Tell yourself that that is fine and that the thought can continue to play in your mind if it wishes, but you are not going to give it much notice and you are certainly not going to qualify it by reacting with fear.
You know in your heart that the thought is very unlikely to happen. You have a deeper sense of trust and will not be tossed around emotionally all day by a thought. Say to yourself:
“Well that thought/fear is a possibility, but it is very remote and I am not going to worry about that right now. Today I am trusting that all is well.”
What is of key important is not to get upset by the thoughts and feelings as they arise. To avoid any fearful emotional reaction to the fear/thought give the fear some cartoon characteristics.
Imagine, for example, it is Donald Duck telling you that “Something awful is going to happen. Aren’t you scared?” Give the character a squeaky voice and make it a totally ridiculous scene. How can you take an anxious duck with big feet seriously?
This use of cartoon imagery reprograms the initial emotional reaction you might have had to the thought and eliminates any authority the thought may have over you. You are reducing the thought’s threat.
When that is done, move your attention back to whatever you were doing. Remember, you are not trying to push the thought away or drown it out with some outside stimulus.

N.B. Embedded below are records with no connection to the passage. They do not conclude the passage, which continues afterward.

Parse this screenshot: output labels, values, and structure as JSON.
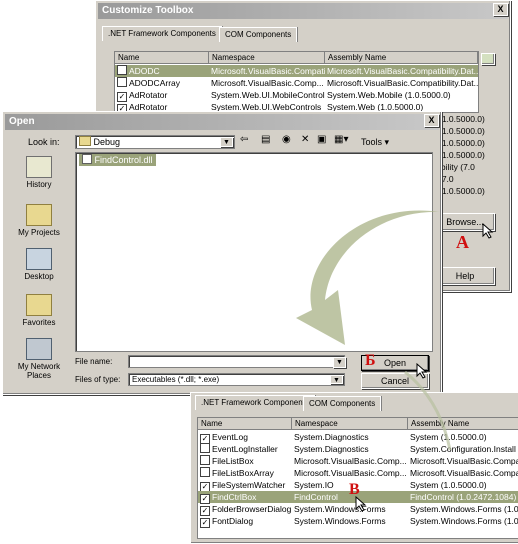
{
  "customize": {
    "title": "Customize Toolbox",
    "close": "X",
    "tabs": [
      ".NET Framework Components",
      "COM Components"
    ],
    "columns": [
      "Name",
      "Namespace",
      "Assembly Name"
    ],
    "rows": [
      {
        "checked": false,
        "name": "ADODC",
        "ns": "Microsoft.VisualBasic.Compatibility.Dat...",
        "asm": "Microsoft.VisualBasic.Compatibility.Dat..."
      },
      {
        "checked": false,
        "name": "ADODCArray",
        "ns": "Microsoft.VisualBasic.Comp...",
        "asm": "Microsoft.VisualBasic.Compatibility.Dat..."
      },
      {
        "checked": true,
        "name": "AdRotator",
        "ns": "System.Web.UI.MobileControls",
        "asm": "System.Web.Mobile (1.0.5000.0)"
      },
      {
        "checked": true,
        "name": "AdRotator",
        "ns": "System.Web.UI.WebControls",
        "asm": "System.Web (1.0.5000.0)"
      }
    ],
    "side_values": [
      "(1.0.5000.0)",
      "(1.0.5000.0)",
      "(1.0.5000.0)",
      "(1.0.5000.0)",
      "ibility (7.0",
      "(7.0",
      "(1.0.5000.0)"
    ],
    "browse": "Browse...",
    "help": "Help"
  },
  "open": {
    "title": "Open",
    "look_in_label": "Look in:",
    "look_in_value": "Debug",
    "tools": "Tools",
    "file": "FindControl.dll",
    "places": [
      "History",
      "My Projects",
      "Desktop",
      "Favorites",
      "My Network Places"
    ],
    "file_name_label": "File name:",
    "file_name_value": "",
    "files_of_type_label": "Files of type:",
    "files_of_type_value": "Executables (*.dll; *.exe)",
    "open_btn": "Open",
    "cancel_btn": "Cancel"
  },
  "bottom": {
    "tabs": [
      ".NET Framework Components",
      "COM Components"
    ],
    "columns": [
      "Name",
      "Namespace",
      "Assembly Name"
    ],
    "rows": [
      {
        "checked": true,
        "name": "EventLog",
        "ns": "System.Diagnostics",
        "asm": "System (1.0.5000.0)",
        "sel": false
      },
      {
        "checked": false,
        "name": "EventLogInstaller",
        "ns": "System.Diagnostics",
        "asm": "System.Configuration.Install (1.0",
        "sel": false
      },
      {
        "checked": false,
        "name": "FileListBox",
        "ns": "Microsoft.VisualBasic.Comp...",
        "asm": "Microsoft.VisualBasic.Compatib",
        "sel": false
      },
      {
        "checked": false,
        "name": "FileListBoxArray",
        "ns": "Microsoft.VisualBasic.Comp...",
        "asm": "Microsoft.VisualBasic.Compatib",
        "sel": false
      },
      {
        "checked": true,
        "name": "FileSystemWatcher",
        "ns": "System.IO",
        "asm": "System (1.0.5000.0)",
        "sel": false
      },
      {
        "checked": true,
        "name": "FindCtrlBox",
        "ns": "FindControl",
        "asm": "FindControl (1.0.2472.1084)",
        "sel": true
      },
      {
        "checked": true,
        "name": "FolderBrowserDialog",
        "ns": "System.Windows.Forms",
        "asm": "System.Windows.Forms (1.0.50",
        "sel": false
      },
      {
        "checked": true,
        "name": "FontDialog",
        "ns": "System.Windows.Forms",
        "asm": "System.Windows.Forms (1.0.50",
        "sel": false
      }
    ]
  },
  "marks": {
    "a": "A",
    "b": "Б",
    "c": "B"
  },
  "colors": {
    "arrow": "#a8b286",
    "mark": "#d01010",
    "selection": "#9aa37a"
  }
}
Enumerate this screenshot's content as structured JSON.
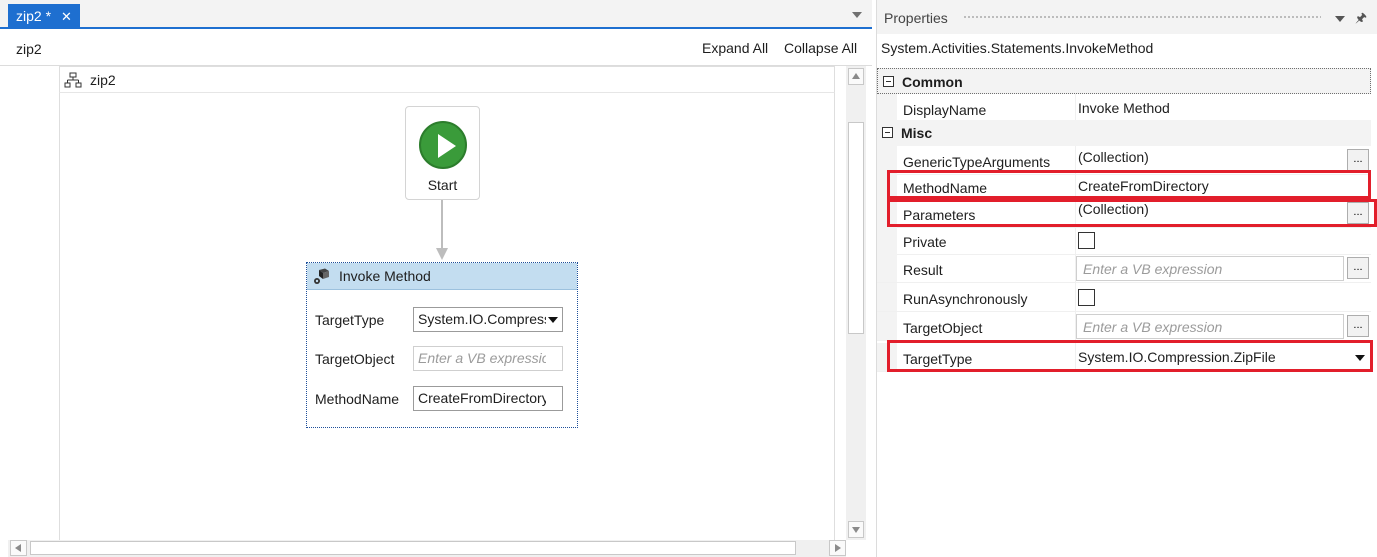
{
  "designer": {
    "tab_label": "zip2 *",
    "tab_close": "✕",
    "breadcrumb": "zip2",
    "expand_all": "Expand All",
    "collapse_all": "Collapse All",
    "flowchart_title": "zip2",
    "start_label": "Start",
    "invoke_method": {
      "title": "Invoke Method",
      "fields": [
        {
          "label": "TargetType",
          "value": "System.IO.Compression.ZipFile"
        },
        {
          "label": "TargetObject",
          "placeholder": "Enter a VB expression"
        },
        {
          "label": "MethodName",
          "value": "CreateFromDirectory"
        }
      ]
    }
  },
  "properties": {
    "title": "Properties",
    "pin": "🖈",
    "type_name": "System.Activities.Statements.InvokeMethod",
    "categories": [
      {
        "name": "Common",
        "properties": [
          {
            "name": "DisplayName",
            "value": "Invoke Method"
          }
        ]
      },
      {
        "name": "Misc",
        "properties": [
          {
            "name": "GenericTypeArguments",
            "value": "(Collection)",
            "button": "..."
          },
          {
            "name": "MethodName",
            "value": "CreateFromDirectory"
          },
          {
            "name": "Parameters",
            "value": "(Collection)",
            "button": "..."
          },
          {
            "name": "Private"
          },
          {
            "name": "Result",
            "placeholder": "Enter a VB expression",
            "button": "..."
          },
          {
            "name": "RunAsynchronously"
          },
          {
            "name": "TargetObject",
            "placeholder": "Enter a VB expression",
            "button": "..."
          },
          {
            "name": "TargetType",
            "value": "System.IO.Compression.ZipFile"
          }
        ]
      }
    ]
  },
  "colors": {
    "tab_accent": "#1e6fd0",
    "start_green": "#3a9b3a",
    "highlight_red": "#e21e2b",
    "activity_header": "#c3ddf0"
  }
}
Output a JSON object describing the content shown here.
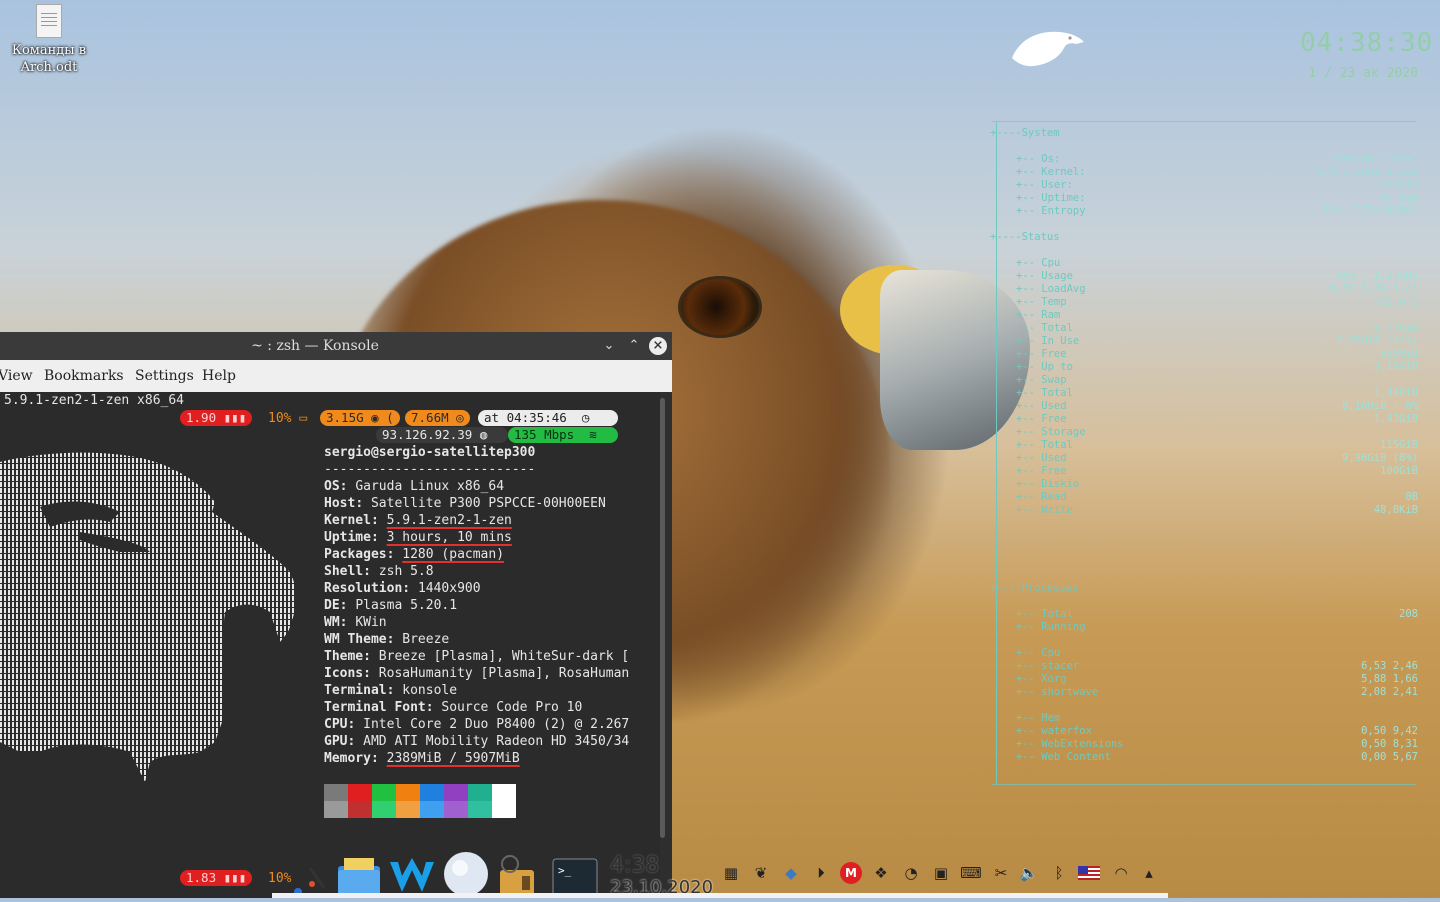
{
  "desktop": {
    "icon_label": "Команды в Arch.odt"
  },
  "conky": {
    "time": "04:38:30",
    "date": "1 / 23 ak 2020",
    "sections": {
      "system": "System",
      "status": "Status",
      "processes": "Processes"
    },
    "system_rows": [
      {
        "k": "+-- Os:",
        "v": "\"Garuda Linux\""
      },
      {
        "k": "+-- Kernel:",
        "v": "5.9.1-zen2-1-zen"
      },
      {
        "k": "+-- User:",
        "v": "sergio"
      },
      {
        "k": "+-- Uptime:",
        "v": "3h 12m"
      },
      {
        "k": "+-- Entropy",
        "v": "92% (3754/4096)"
      }
    ],
    "status_rows": [
      {
        "k": "+-- Cpu",
        "v": ""
      },
      {
        "k": "    +-- Usage",
        "v": "28% - 2,27GHz"
      },
      {
        "k": "    +-- LoadAvg",
        "v": "0,78 1,39 1,41"
      },
      {
        "k": "    +-- Temp",
        "v": "+80.0°C"
      },
      {
        "k": "+-- Ram",
        "v": ""
      },
      {
        "k": "    +-- Total",
        "v": "5,77GiB"
      },
      {
        "k": "    +-- In Use",
        "v": "2,58GiB (44%)"
      },
      {
        "k": "    +-- Free",
        "v": "638MiB"
      },
      {
        "k": "    +-- Up to",
        "v": "3,19GiB"
      },
      {
        "k": "+-- Swap",
        "v": ""
      },
      {
        "k": "    +-- Total",
        "v": "1,44GiB"
      },
      {
        "k": "    +-- Used",
        "v": "8,16MiB - 0%"
      },
      {
        "k": "    +-- Free",
        "v": "1,43GiB"
      },
      {
        "k": "+-- Storage",
        "v": ""
      },
      {
        "k": "    +-- Total",
        "v": "115GiB"
      },
      {
        "k": "    +-- Used",
        "v": "9,96GiB (8%)"
      },
      {
        "k": "    +-- Free",
        "v": "100GiB"
      },
      {
        "k": "+-- Diskio",
        "v": ""
      },
      {
        "k": "    +-- Read",
        "v": "0B"
      },
      {
        "k": "    +-- Write",
        "v": "48,0KiB"
      }
    ],
    "process_rows": [
      {
        "k": "+-- Total",
        "v": "208"
      },
      {
        "k": "+-- Running",
        "v": ""
      },
      {
        "k": "",
        "v": ""
      },
      {
        "k": "+-- Cpu",
        "v": ""
      },
      {
        "k": "    +-- stacer",
        "v": "6,53  2,46"
      },
      {
        "k": "    +-- Xorg",
        "v": "5,88  1,66"
      },
      {
        "k": "    +-- shortwave",
        "v": "2,08  2,41"
      },
      {
        "k": "",
        "v": ""
      },
      {
        "k": "+-- Mem",
        "v": ""
      },
      {
        "k": "    +-- waterfox",
        "v": "0,50  9,42"
      },
      {
        "k": "    +-- WebExtensions",
        "v": "0,50  8,31"
      },
      {
        "k": "    +-- Web Content",
        "v": "0,00  5,67"
      }
    ]
  },
  "konsole": {
    "title": "~ : zsh — Konsole",
    "menu": [
      "View",
      "Bookmarks",
      "Settings",
      "Help"
    ],
    "header_line": "5.9.1-zen2-1-zen x86_64",
    "prompt_top": {
      "load": "1.90",
      "cpu": "10%",
      "mem": "3.15G",
      "swap": "7.66M",
      "time": "at 04:35:46",
      "ip": "93.126.92.39",
      "net": "135 Mbps"
    },
    "neofetch": {
      "userhost": "sergio@sergio-satellitep300",
      "separator": "---------------------------",
      "fields": [
        {
          "k": "OS",
          "v": "Garuda Linux x86_64"
        },
        {
          "k": "Host",
          "v": "Satellite P300 PSPCCE-00H00EEN"
        },
        {
          "k": "Kernel",
          "v": "5.9.1-zen2-1-zen"
        },
        {
          "k": "Uptime",
          "v": "3 hours, 10 mins"
        },
        {
          "k": "Packages",
          "v": "1280 (pacman)"
        },
        {
          "k": "Shell",
          "v": "zsh 5.8"
        },
        {
          "k": "Resolution",
          "v": "1440x900"
        },
        {
          "k": "DE",
          "v": "Plasma 5.20.1"
        },
        {
          "k": "WM",
          "v": "KWin"
        },
        {
          "k": "WM Theme",
          "v": "Breeze"
        },
        {
          "k": "Theme",
          "v": "Breeze [Plasma], WhiteSur-dark ["
        },
        {
          "k": "Icons",
          "v": "RosaHumanity [Plasma], RosaHuman"
        },
        {
          "k": "Terminal",
          "v": "konsole"
        },
        {
          "k": "Terminal Font",
          "v": "Source Code Pro 10"
        },
        {
          "k": "CPU",
          "v": "Intel Core 2 Duo P8400 (2) @ 2.267"
        },
        {
          "k": "GPU",
          "v": "AMD ATI Mobility Radeon HD 3450/34"
        },
        {
          "k": "Memory",
          "v": "2389MiB / 5907MiB"
        }
      ],
      "palette_top": [
        "#7a7a7a",
        "#e02020",
        "#20c040",
        "#f08010",
        "#2080e0",
        "#9040c0",
        "#20b090",
        "#ffffff"
      ],
      "palette_bottom": [
        "#9a9a9a",
        "#c03030",
        "#30d070",
        "#f0a040",
        "#40a0f0",
        "#a060d0",
        "#30c0a0",
        "#ffffff"
      ]
    },
    "prompt_bottom": {
      "load": "1.83",
      "cpu": "10%"
    }
  },
  "taskbar": {
    "clock_time": "4:38",
    "clock_date": "23.10.2020"
  }
}
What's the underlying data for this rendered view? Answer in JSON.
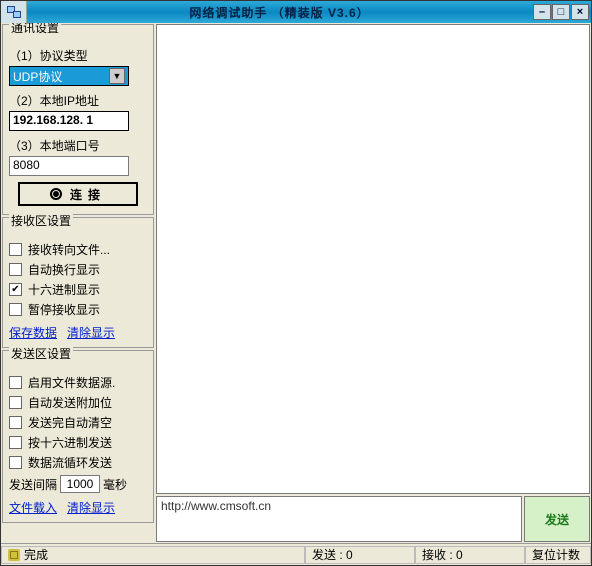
{
  "window": {
    "title": "网络调试助手 （精装版 V3.6）"
  },
  "comm": {
    "groupTitle": "通讯设置",
    "protocolLabel": "（1）协议类型",
    "protocolValue": "UDP协议",
    "ipLabel": "（2）本地IP地址",
    "ipValue": "192.168.128. 1",
    "portLabel": "（3）本地端口号",
    "portValue": "8080",
    "connectLabel": "连接"
  },
  "recv": {
    "groupTitle": "接收区设置",
    "opts": {
      "toFile": "接收转向文件...",
      "autoWrap": "自动换行显示",
      "hex": "十六进制显示",
      "pause": "暂停接收显示"
    },
    "saveLink": "保存数据",
    "clearLink": "清除显示"
  },
  "send": {
    "groupTitle": "发送区设置",
    "opts": {
      "fileSrc": "启用文件数据源.",
      "autoAppend": "自动发送附加位",
      "autoClear": "发送完自动清空",
      "hexSend": "按十六进制发送",
      "loopSend": "数据流循环发送"
    },
    "intervalLabelPrefix": "发送间隔",
    "intervalValue": "1000",
    "intervalLabelSuffix": "毫秒",
    "loadLink": "文件载入",
    "clearLink": "清除显示"
  },
  "main": {
    "sendText": "http://www.cmsoft.cn",
    "sendButton": "发送"
  },
  "status": {
    "ready": "完成",
    "sendCount": "发送 : 0",
    "recvCount": "接收 : 0",
    "reset": "复位计数"
  }
}
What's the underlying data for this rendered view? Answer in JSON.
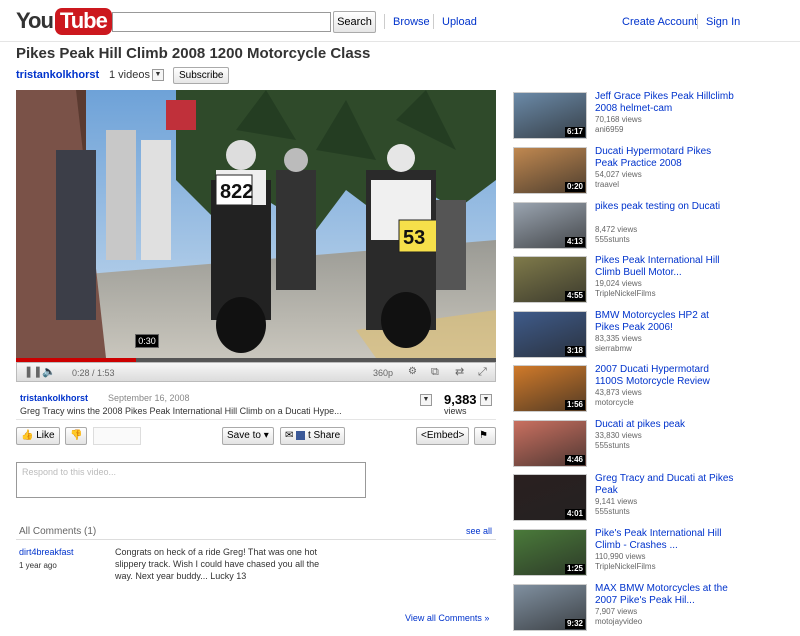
{
  "header": {
    "logo_you": "You",
    "logo_tube": "Tube",
    "search_button": "Search",
    "browse": "Browse",
    "upload": "Upload",
    "create_account": "Create Account",
    "sign_in": "Sign In"
  },
  "video": {
    "title": "Pikes Peak Hill Climb 2008 1200 Motorcycle Class",
    "channel": "tristankolkhorst",
    "videos_count": "1 videos",
    "subscribe": "Subscribe",
    "tooltip_time": "0:30",
    "time": "0:28 / 1:53",
    "quality": "360p",
    "progress": 0.25,
    "bib_822": "822",
    "bib_53": "53"
  },
  "info": {
    "user": "tristankolkhorst",
    "date": "September 16, 2008",
    "description": "Greg Tracy wins the 2008 Pikes Peak International Hill Climb on a Ducati Hype...",
    "views": "9,383",
    "views_label": "views"
  },
  "actions": {
    "like": "Like",
    "save_to": "Save to",
    "share": "Share",
    "embed": "<Embed>"
  },
  "comment_box": {
    "placeholder": "Respond to this video..."
  },
  "comments": {
    "header": "All Comments (1)",
    "see_all": "see all",
    "view_all": "View all Comments »",
    "items": [
      {
        "user": "dirt4breakfast",
        "time": "1 year ago",
        "text": "Congrats on heck of a ride Greg! That was one hot slippery track. Wish I could have chased you all the way. Next year buddy... Lucky 13"
      }
    ]
  },
  "related": [
    {
      "title": "Jeff Grace Pikes Peak Hillclimb 2008 helmet-cam",
      "views": "70,168 views",
      "channel": "ani6959",
      "duration": "6:17",
      "color": "#6b8aa8"
    },
    {
      "title": "Ducati Hypermotard Pikes Peak Practice 2008",
      "views": "54,027 views",
      "channel": "traavel",
      "duration": "0:20",
      "color": "#c08850"
    },
    {
      "title": "pikes peak testing on Ducati",
      "views": "8,472 views",
      "channel": "555stunts",
      "duration": "4:13",
      "color": "#9aa4b0"
    },
    {
      "title": "Pikes Peak International Hill Climb Buell Motor...",
      "views": "19,024 views",
      "channel": "TripleNickelFilms",
      "duration": "4:55",
      "color": "#7f7a4a"
    },
    {
      "title": "BMW Motorcycles HP2 at Pikes Peak 2006!",
      "views": "83,335 views",
      "channel": "sierrabmw",
      "duration": "3:18",
      "color": "#3f5b8a"
    },
    {
      "title": "2007 Ducati Hypermotard 1100S Motorcycle Review",
      "views": "43,873 views",
      "channel": "motorcycle",
      "duration": "1:56",
      "color": "#d07a2a"
    },
    {
      "title": "Ducati at pikes peak",
      "views": "33,830 views",
      "channel": "555stunts",
      "duration": "4:46",
      "color": "#c97060"
    },
    {
      "title": "Greg Tracy and Ducati at Pikes Peak",
      "views": "9,141 views",
      "channel": "555stunts",
      "duration": "4:01",
      "color": "#2a2020"
    },
    {
      "title": "Pike's Peak International Hill Climb - Crashes ...",
      "views": "110,990 views",
      "channel": "TripleNickelFilms",
      "duration": "1:25",
      "color": "#4a7a3a"
    },
    {
      "title": "MAX BMW Motorcycles at the 2007 Pike's Peak Hil...",
      "views": "7,907 views",
      "channel": "motojayvideo",
      "duration": "9:32",
      "color": "#8090a0"
    }
  ]
}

This takes practice in the beginning, but what will happen is that you will find yourself checking how you think/feel less and less during the day, and as it does not have a strong fearful emotion connected to it, your mind will not be drawn to troublesome intrusive thoughts.
To put in another way, the thought becomes unstuck and fades away because the emotional reaction has been neutralized. In fact, that is the first step to moving away from anxious thoughts—neutrality.
It is as if your mental energy was spinning in a negative cycle while you were caught in the anxious intrusive thoughts. Now, you are learning to stop the negative cycle, and move into neutral (see illustration below).
From this new position of neutrality, you will experience a much greater sense of clarity away from the confusion of an overanxious mind. Moving into this mindset of neutrality is your first step.
Thoughts generally lead us in one direction or another -a positive cycle (peace/sense of control and order) or a negative cycle (anxiety/ fear/ disorder). The next step is to adopt a relaxed peaceful state of mind and move your energy into a positive cycle of thinking.
You might have wondered why it is that some people seem more susceptible to worries and unwanted intrusive thoughts than others. You now know the answer to that.
The difference is that the people who seem carefree are the ones who are not reacting with a strong fearful emotion to an anxious thought. These people see the same array of thoughts as an anxious person, but they do not make a fearful thought a part of their lives.
They dismiss the thought or laugh it off and have a sense of trust that things will work out fine. They see no point in reacting with fear to these thoughts, and that ensures the thought has no power or authority over them.
You may feel that you are by nature an anxious person and that you will always react with fear to these thoughts because you have done so for years. That is not the case. Continuous or obsessive anxious thinking is a behavioral habit, and just like any habit it can be unlearned.
I have outlined the quickest and most effective way to do this by using a unique shift in attitude.
You can undo years of anxious thinking and reduce your level of general anxiety very quickly. All it takes is practice.
I mentioned in the beginning of this section that to fully eliminate the anxious intrusive thoughts a two-pronged approach is most effective. I will now explain the second part of this approach, which is the use of a visualization tool.
“My worst panic attacks were happening in the car – always in the morning on the way to work at one particular place.
“Since practicing the One Move technique I feel I look forward to driving again.
“I am not afraid anymore of having an attack – which is extraordinary! – I cannot thank you enough.”
Listen to Kathleen’s message, find many more customer testimonials and order the program at Panic Away – End Anxiety And Panic Attacks